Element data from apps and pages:
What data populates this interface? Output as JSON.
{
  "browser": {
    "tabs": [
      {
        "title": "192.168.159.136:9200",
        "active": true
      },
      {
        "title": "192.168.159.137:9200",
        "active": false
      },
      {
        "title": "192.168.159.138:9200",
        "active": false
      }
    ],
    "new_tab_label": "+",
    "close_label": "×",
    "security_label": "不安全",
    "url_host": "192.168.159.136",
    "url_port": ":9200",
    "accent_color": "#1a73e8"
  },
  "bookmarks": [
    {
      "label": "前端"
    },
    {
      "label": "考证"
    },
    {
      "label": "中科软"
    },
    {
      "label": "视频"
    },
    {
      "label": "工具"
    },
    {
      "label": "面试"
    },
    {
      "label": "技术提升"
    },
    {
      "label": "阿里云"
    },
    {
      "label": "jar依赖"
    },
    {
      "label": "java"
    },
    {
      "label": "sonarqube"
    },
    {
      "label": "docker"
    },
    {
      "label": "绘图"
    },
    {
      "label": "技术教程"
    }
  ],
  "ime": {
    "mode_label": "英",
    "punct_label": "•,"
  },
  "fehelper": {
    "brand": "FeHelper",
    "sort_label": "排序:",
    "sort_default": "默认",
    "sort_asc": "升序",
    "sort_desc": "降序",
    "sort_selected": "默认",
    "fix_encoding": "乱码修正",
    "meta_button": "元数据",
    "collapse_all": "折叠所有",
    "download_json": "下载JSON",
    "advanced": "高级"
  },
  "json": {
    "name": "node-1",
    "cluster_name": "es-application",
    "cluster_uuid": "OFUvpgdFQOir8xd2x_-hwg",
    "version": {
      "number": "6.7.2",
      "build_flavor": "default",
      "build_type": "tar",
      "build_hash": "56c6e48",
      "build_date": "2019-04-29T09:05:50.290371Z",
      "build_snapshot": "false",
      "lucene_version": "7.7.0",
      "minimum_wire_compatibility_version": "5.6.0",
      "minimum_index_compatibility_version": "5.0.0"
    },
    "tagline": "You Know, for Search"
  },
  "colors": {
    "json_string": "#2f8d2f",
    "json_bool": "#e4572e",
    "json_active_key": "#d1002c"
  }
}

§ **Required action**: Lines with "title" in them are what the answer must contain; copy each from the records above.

§ **Response to the exercise**:
        "title": "192.168.159.136:9200",
        "title": "192.168.159.137:9200",
        "title": "192.168.159.138:9200",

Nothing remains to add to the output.